Aim of the task — How many lines of the data include the string "iMessage"? State that number alone.

Records to process —

=== Begin Enclosure ===

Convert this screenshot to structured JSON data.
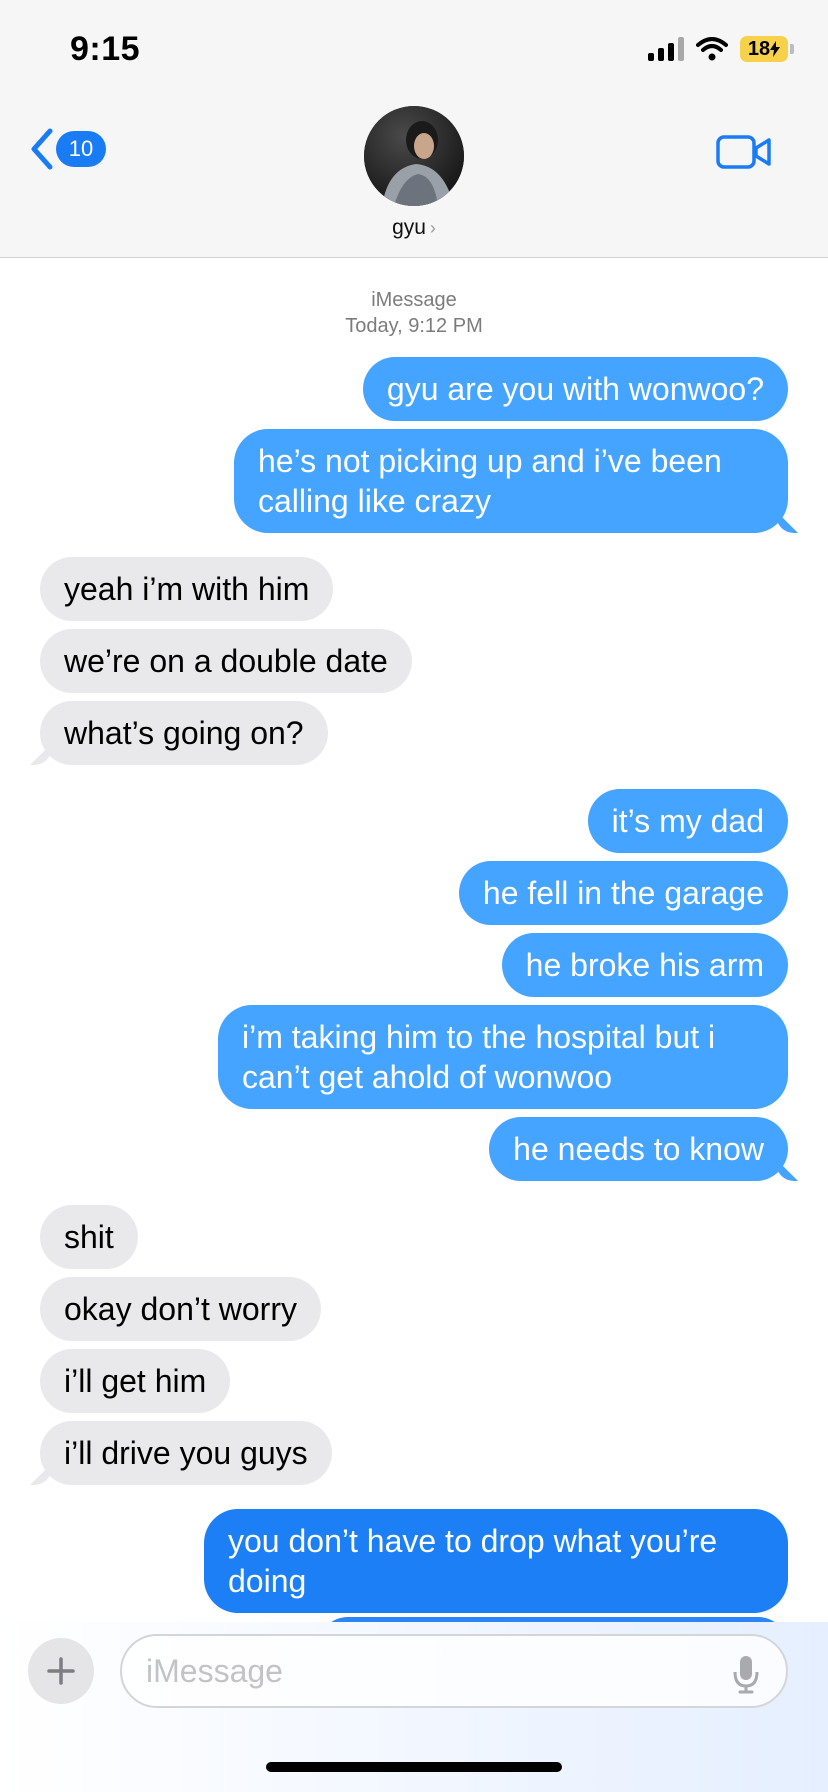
{
  "status_bar": {
    "time": "9:15",
    "battery": "18"
  },
  "header": {
    "back_count": "10",
    "contact_name": "gyu",
    "contact_chevron": "›",
    "icons": {
      "back": "chevron-left-icon",
      "video": "video-camera-icon",
      "avatar": "contact-avatar"
    },
    "colors": {
      "accent": "#1a7cf5"
    }
  },
  "transcript": {
    "service": "iMessage",
    "timestamp": "Today, 9:12 PM"
  },
  "messages": [
    {
      "sender": "me",
      "text": "gyu are you with wonwoo?"
    },
    {
      "sender": "me",
      "text": "he’s not picking up and i’ve been calling like crazy"
    },
    {
      "sender": "gyu",
      "text": "yeah i’m with him"
    },
    {
      "sender": "gyu",
      "text": "we’re on a double date"
    },
    {
      "sender": "gyu",
      "text": "what’s going on?"
    },
    {
      "sender": "me",
      "text": "it’s my dad"
    },
    {
      "sender": "me",
      "text": "he fell in the garage"
    },
    {
      "sender": "me",
      "text": "he broke his arm"
    },
    {
      "sender": "me",
      "text": "i’m taking him to the hospital but i can’t get ahold of wonwoo"
    },
    {
      "sender": "me",
      "text": "he needs to know"
    },
    {
      "sender": "gyu",
      "text": "shit"
    },
    {
      "sender": "gyu",
      "text": "okay don’t worry"
    },
    {
      "sender": "gyu",
      "text": "i’ll get him"
    },
    {
      "sender": "gyu",
      "text": "i’ll drive you guys"
    },
    {
      "sender": "me",
      "text": "you don’t have to drop what you’re doing"
    }
  ],
  "composer": {
    "placeholder": "iMessage",
    "plus_label": "+"
  },
  "colors": {
    "sent_bubble": "#45a4ff",
    "received_bubble": "#e9e9eb",
    "sent_text": "#ffffff"
  }
}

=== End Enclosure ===

Written solution — 2